27. Mrs. Salma Anas, Special Adviser on Health; Former Managing Director of the Nigerian Ports Authority, Hadiza Bala Usman, Special Adviser on Policy Coordination; Special Adviser on Energy, Mrs. Olu Verheijen.
28. Ejekwonyilo, A. (2024, May 5). INTERVIEW: How Tinubu administration is supporting Chibok girls, addressing women empowerment – Minister,
29. Audu, U. (2024, May 24). Minister withdraws objection to mass wedding of orphans in Niger, offers donations to the brides-to-be,
30. Oludiran, O. (2024 April 22). Inclusivity: CJID Rates Tinubu Government Low in Women Empowerment, Participation,
31. CJID (2024). Gender Analysis of the 2024 budget,
32. Please access a list of young ministers in Tinubu’s cabinet on this link:
33. It is important to note that ‘youths’ are also female and male. This section describes the administration’s achievements on economic inclusion targeting females and males.
34. Shaping the Future of Nigeria’s Digital Workforce,
35. Small Business Insights (2024, May 13). 3MTT program: 1,144 devices to empower women in tech,
36. Nda-Isaiah J, FG Approves 2% Youth Quota, Investment Fund (26th Mar 2024) Available at accessed 26th March 2024

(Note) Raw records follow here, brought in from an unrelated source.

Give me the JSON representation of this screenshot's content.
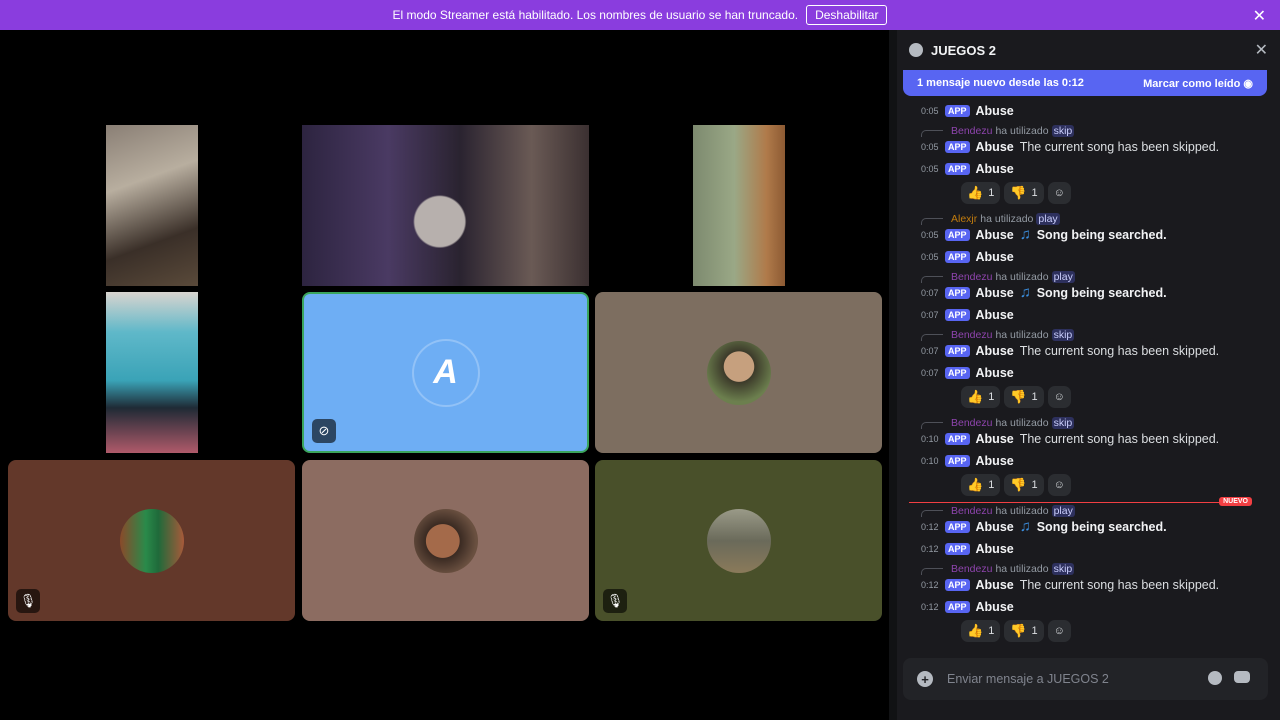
{
  "banner": {
    "text": "El modo Streamer está habilitado. Los nombres de usuario se han truncado.",
    "button": "Deshabilitar"
  },
  "panel": {
    "title": "JUEGOS 2",
    "new_messages": "1 mensaje nuevo desde las 0:12",
    "mark_read": "Marcar como leído",
    "composer_placeholder": "Enviar mensaje a JUEGOS 2",
    "new_badge": "NUEVO"
  },
  "tiles": {
    "avatar_letter": "A"
  },
  "colors": {
    "accent": "#5865f2",
    "banner": "#8a3dde",
    "speaking": "#3ba55d",
    "new": "#f23f43"
  },
  "messages": {
    "bot": "Abuse",
    "app": "APP",
    "used": "ha utilizado",
    "users": [
      "Bendezu",
      "Alexjr",
      "Bendezu",
      "Bendezu",
      "Bendezu",
      "Bendezu",
      "Bendezu"
    ],
    "cmds": [
      "skip",
      "play",
      "play",
      "skip",
      "skip",
      "play",
      "skip"
    ],
    "skipped": "The current song has been skipped.",
    "searching": "Song being searched.",
    "times": [
      "0:05",
      "0:05",
      "0:05",
      "0:05",
      "0:05",
      "0:07",
      "0:07",
      "0:07",
      "0:07",
      "0:10",
      "0:10",
      "0:12",
      "0:12",
      "0:12",
      "0:12"
    ],
    "reactions": {
      "up": "1",
      "down": "1"
    }
  }
}
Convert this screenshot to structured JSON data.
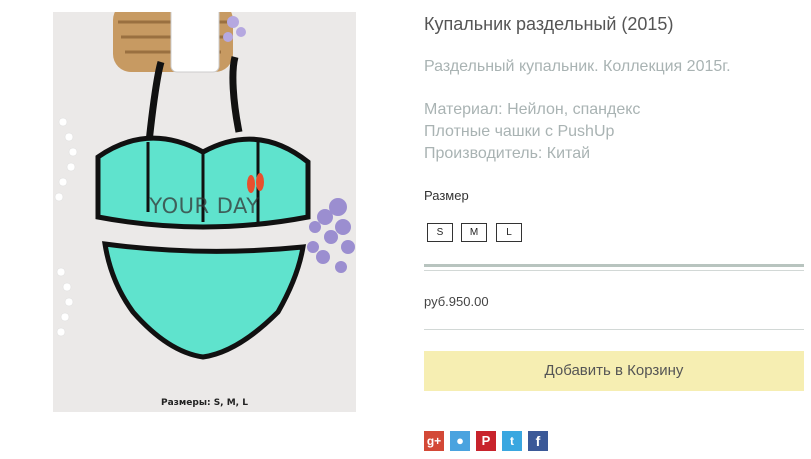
{
  "product": {
    "title": "Купальник раздельный (2015)",
    "desc_line1": "Раздельный купальник. Коллекция 2015г.",
    "desc_line2": "Материал: Нейлон, спандекс",
    "desc_line3": "Плотные чашки с PushUp",
    "desc_line4": "Производитель: Китай",
    "price": "руб.950.00"
  },
  "image": {
    "watermark": "YOUR DAY",
    "caption": "Размеры: S, M, L"
  },
  "size": {
    "label": "Размер",
    "options": [
      "S",
      "M",
      "L"
    ]
  },
  "cart": {
    "button_label": "Добавить в Корзину"
  },
  "share": {
    "icons": [
      "google-plus-icon",
      "odnoklassniki-icon",
      "pinterest-icon",
      "twitter-icon",
      "facebook-icon"
    ],
    "colors": [
      "#d34836",
      "#4aa3df",
      "#c8232c",
      "#3aa7e0",
      "#3b5998"
    ]
  },
  "colors": {
    "cart_bg": "#f6eeb2",
    "swimsuit": "#5fe3cd",
    "title_text": "#555555",
    "desc_text": "#a9b3b3"
  }
}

37. State House (2024). In Detail: The Student Loan (Access to Higher Education) Act, 2024,,a%20chairman%20and%20a%20secretary
38. Sulaimon, A. (2024 May 3). Only 1m of 3.6m applicants will get N50,000 grant – FG,
39. According to Presidential spokesperson Ajuri Ngelale.
40. Federal Ministry of Humanitarian Affairs, and Poverty Alleviation (2023 November 17th, 2023). FG Launch Empowerment Program For Millions Of Persons With Disabilities Across The Country,
41. John, B. (2024, December 4). Reps to Mainstream Disability Inclusion in 2024 Budget,
42. Agenda 2050, 3
43. Interviewed in the course of developing this paper.
44. accessed 28th March 2024